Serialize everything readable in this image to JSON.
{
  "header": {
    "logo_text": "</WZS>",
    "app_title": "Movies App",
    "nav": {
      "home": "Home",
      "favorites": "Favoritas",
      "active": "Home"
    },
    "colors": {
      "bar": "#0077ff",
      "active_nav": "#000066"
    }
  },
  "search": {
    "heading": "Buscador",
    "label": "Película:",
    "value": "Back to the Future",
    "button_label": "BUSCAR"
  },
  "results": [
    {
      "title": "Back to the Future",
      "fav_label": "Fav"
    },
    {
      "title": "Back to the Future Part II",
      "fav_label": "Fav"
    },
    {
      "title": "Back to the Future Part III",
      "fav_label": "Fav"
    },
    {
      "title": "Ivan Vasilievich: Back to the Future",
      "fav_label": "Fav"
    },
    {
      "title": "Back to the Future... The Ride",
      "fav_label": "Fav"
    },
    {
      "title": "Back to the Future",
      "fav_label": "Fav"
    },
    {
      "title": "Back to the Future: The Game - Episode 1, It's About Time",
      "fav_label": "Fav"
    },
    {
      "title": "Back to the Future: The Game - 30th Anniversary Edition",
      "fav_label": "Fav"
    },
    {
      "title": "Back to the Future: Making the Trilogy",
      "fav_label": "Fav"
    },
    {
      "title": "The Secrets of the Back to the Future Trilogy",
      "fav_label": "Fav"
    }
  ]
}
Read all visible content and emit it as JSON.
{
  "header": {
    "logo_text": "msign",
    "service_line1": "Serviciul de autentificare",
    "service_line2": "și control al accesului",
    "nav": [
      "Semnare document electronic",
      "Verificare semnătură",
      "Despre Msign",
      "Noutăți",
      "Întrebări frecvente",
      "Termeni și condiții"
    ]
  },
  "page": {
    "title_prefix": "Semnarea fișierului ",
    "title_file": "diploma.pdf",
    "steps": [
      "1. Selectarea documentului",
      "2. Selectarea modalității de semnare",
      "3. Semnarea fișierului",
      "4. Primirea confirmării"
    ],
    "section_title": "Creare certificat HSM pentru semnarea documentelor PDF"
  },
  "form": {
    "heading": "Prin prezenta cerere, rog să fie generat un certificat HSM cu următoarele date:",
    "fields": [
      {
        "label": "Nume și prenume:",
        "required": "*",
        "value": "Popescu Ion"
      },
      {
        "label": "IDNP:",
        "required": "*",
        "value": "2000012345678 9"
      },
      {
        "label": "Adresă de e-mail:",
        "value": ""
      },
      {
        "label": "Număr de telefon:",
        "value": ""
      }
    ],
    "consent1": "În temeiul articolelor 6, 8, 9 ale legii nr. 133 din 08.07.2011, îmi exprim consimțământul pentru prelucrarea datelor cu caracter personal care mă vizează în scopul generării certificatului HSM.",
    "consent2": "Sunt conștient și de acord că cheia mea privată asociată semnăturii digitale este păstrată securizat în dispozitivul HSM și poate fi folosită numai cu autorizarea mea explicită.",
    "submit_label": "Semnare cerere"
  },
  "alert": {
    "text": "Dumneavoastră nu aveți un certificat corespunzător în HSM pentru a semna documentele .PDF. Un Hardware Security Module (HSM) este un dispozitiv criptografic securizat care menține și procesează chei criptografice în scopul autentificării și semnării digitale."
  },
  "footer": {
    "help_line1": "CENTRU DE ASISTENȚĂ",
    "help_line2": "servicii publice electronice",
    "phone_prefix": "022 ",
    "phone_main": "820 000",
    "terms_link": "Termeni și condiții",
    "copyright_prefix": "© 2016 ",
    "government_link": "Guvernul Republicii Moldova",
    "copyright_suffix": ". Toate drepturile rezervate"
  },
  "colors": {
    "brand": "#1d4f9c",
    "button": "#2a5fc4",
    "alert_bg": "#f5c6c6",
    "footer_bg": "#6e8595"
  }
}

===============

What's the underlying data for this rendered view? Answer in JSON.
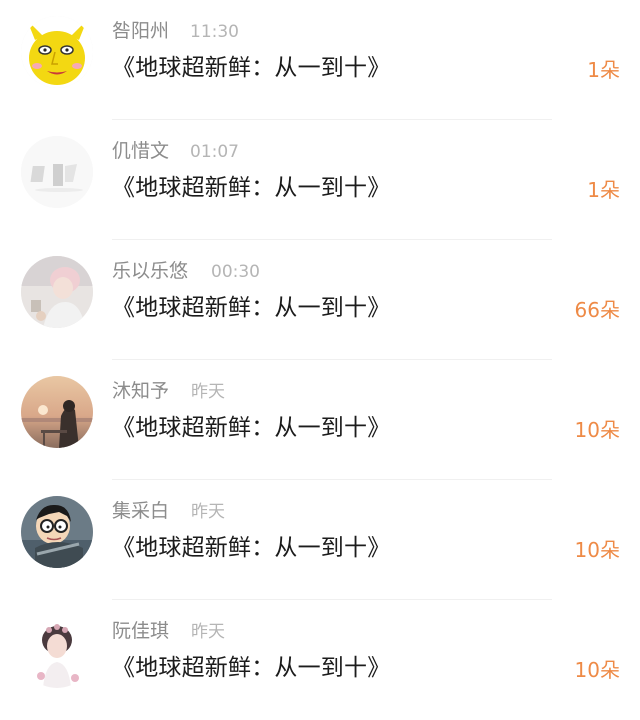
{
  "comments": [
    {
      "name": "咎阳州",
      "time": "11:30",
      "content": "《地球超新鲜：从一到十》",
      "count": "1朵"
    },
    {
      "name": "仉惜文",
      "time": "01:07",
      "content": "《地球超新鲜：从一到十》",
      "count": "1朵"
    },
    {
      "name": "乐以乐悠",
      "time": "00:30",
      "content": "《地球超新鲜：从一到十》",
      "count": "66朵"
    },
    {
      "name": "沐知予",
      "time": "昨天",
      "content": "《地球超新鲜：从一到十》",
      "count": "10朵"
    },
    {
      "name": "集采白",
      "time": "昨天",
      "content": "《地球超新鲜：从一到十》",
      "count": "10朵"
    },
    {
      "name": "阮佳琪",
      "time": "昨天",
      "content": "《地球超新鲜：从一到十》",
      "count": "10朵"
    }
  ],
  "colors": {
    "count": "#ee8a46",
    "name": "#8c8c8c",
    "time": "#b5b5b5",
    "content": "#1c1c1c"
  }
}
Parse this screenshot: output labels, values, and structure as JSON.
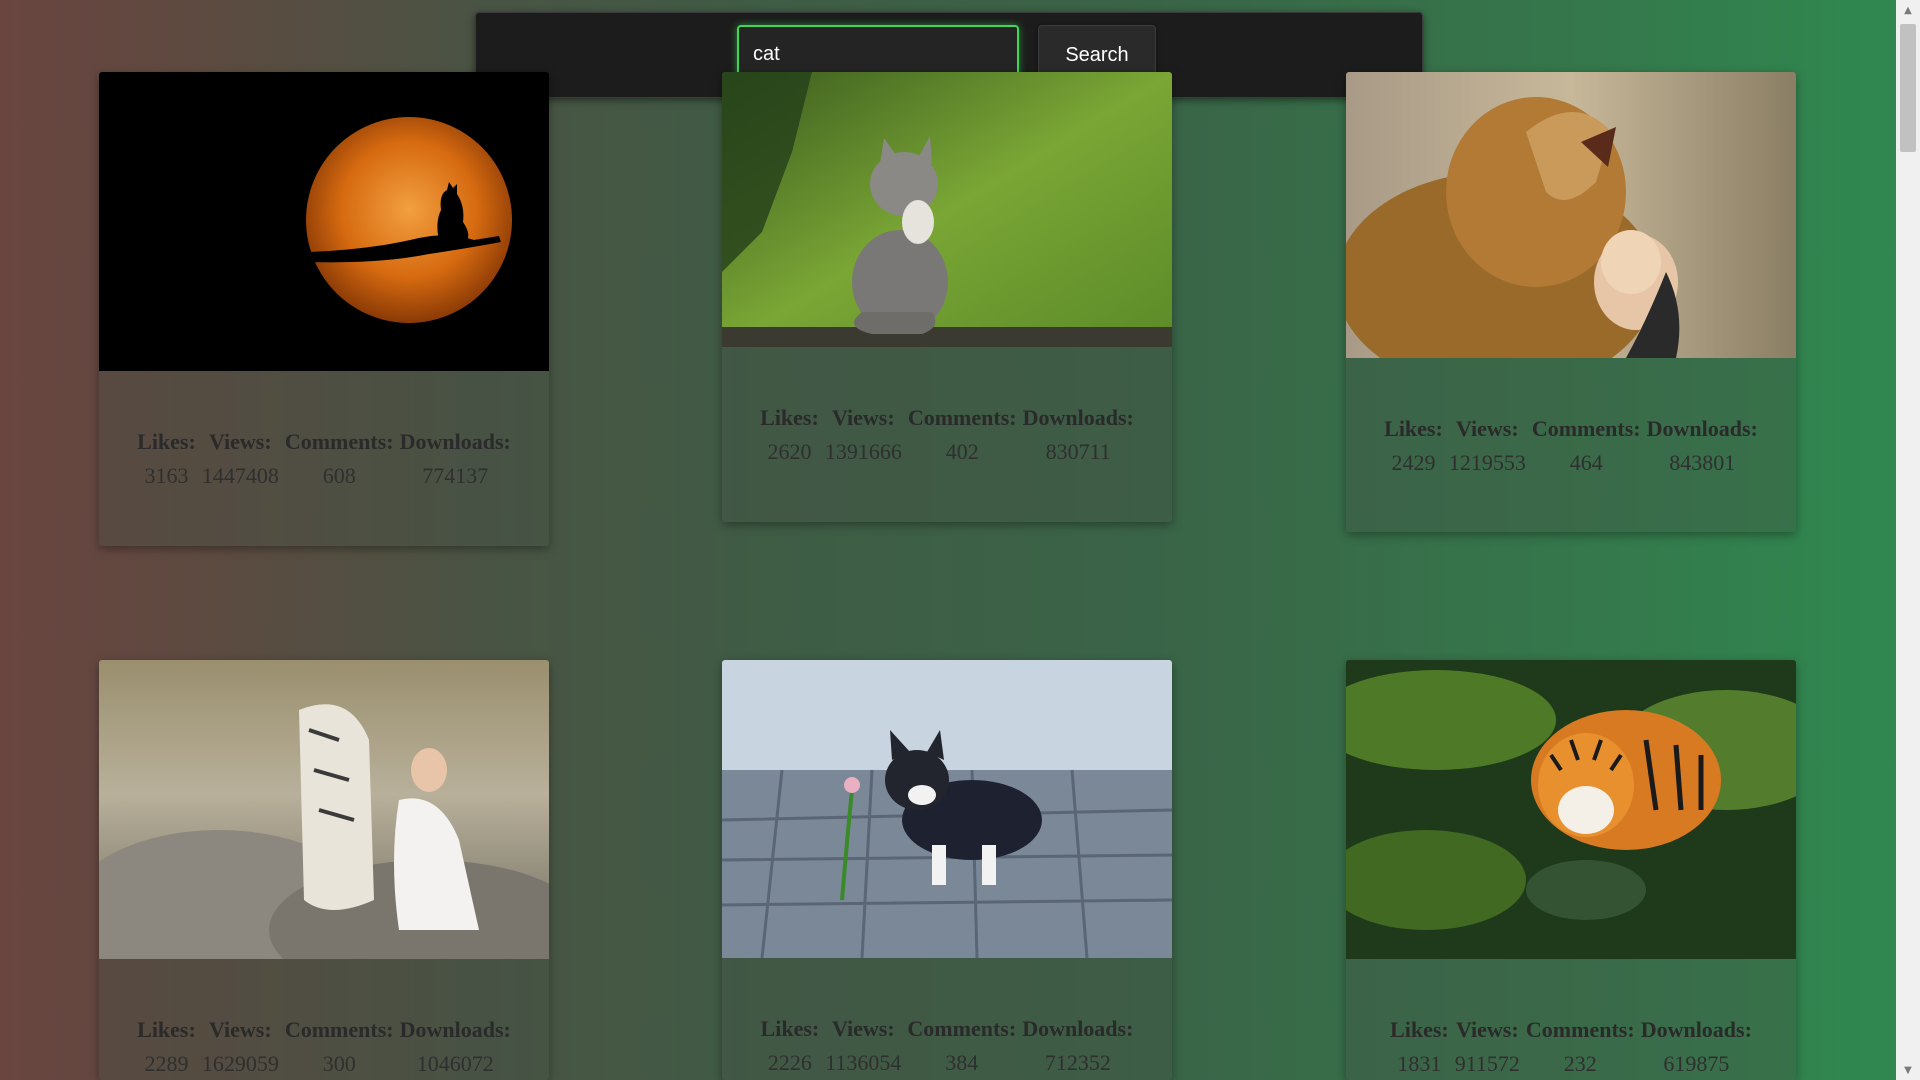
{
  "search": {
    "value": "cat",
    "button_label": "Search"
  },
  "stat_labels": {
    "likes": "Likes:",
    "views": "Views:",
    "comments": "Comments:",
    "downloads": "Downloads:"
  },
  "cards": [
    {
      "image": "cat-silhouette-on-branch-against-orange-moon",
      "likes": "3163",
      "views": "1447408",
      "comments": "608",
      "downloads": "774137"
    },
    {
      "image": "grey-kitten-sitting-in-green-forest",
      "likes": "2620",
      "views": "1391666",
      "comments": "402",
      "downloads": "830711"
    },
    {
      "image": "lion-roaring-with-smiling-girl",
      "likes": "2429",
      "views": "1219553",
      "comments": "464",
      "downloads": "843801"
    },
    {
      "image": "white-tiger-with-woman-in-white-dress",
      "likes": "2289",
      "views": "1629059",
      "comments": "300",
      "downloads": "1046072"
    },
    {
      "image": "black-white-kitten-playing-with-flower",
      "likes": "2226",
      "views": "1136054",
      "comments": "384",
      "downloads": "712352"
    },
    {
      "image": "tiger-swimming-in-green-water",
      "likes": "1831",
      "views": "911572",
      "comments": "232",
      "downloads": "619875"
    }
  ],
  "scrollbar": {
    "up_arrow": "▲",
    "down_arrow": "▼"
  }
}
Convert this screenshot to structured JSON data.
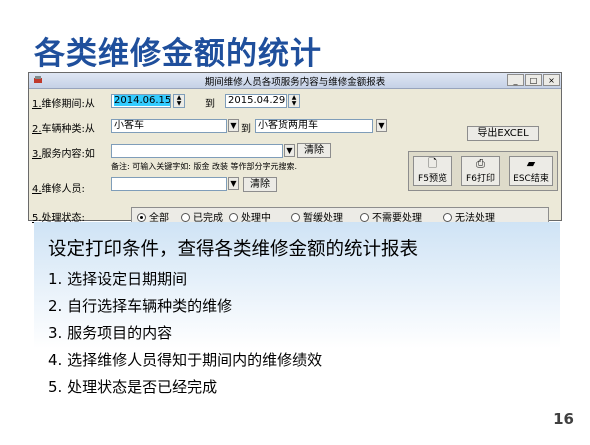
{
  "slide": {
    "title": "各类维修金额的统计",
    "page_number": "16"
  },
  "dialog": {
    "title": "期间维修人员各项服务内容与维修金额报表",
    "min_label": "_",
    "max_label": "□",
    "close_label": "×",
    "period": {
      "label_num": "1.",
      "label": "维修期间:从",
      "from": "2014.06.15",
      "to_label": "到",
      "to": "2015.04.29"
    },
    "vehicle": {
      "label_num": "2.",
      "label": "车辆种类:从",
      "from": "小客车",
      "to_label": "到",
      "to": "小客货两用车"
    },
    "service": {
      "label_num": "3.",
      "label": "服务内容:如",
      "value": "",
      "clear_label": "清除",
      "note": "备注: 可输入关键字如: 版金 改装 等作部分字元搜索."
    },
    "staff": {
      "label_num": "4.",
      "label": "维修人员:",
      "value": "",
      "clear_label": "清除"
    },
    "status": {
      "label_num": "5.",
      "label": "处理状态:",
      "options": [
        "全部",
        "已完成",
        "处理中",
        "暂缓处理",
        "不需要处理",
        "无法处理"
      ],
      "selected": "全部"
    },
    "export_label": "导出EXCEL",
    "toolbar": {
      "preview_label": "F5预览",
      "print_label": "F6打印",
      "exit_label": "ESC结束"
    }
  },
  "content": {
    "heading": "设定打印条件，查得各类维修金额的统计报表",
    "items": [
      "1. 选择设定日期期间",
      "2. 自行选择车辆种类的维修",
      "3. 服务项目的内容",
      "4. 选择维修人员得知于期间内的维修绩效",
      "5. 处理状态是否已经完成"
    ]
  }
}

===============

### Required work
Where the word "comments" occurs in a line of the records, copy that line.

### The completed task
  "comments": [
    "comments": "Comments:",
      "comments": "608",
      "comments": "402",
      "comments": "464",
      "comments": "300",
      "comments": "384",
      "comments": "232",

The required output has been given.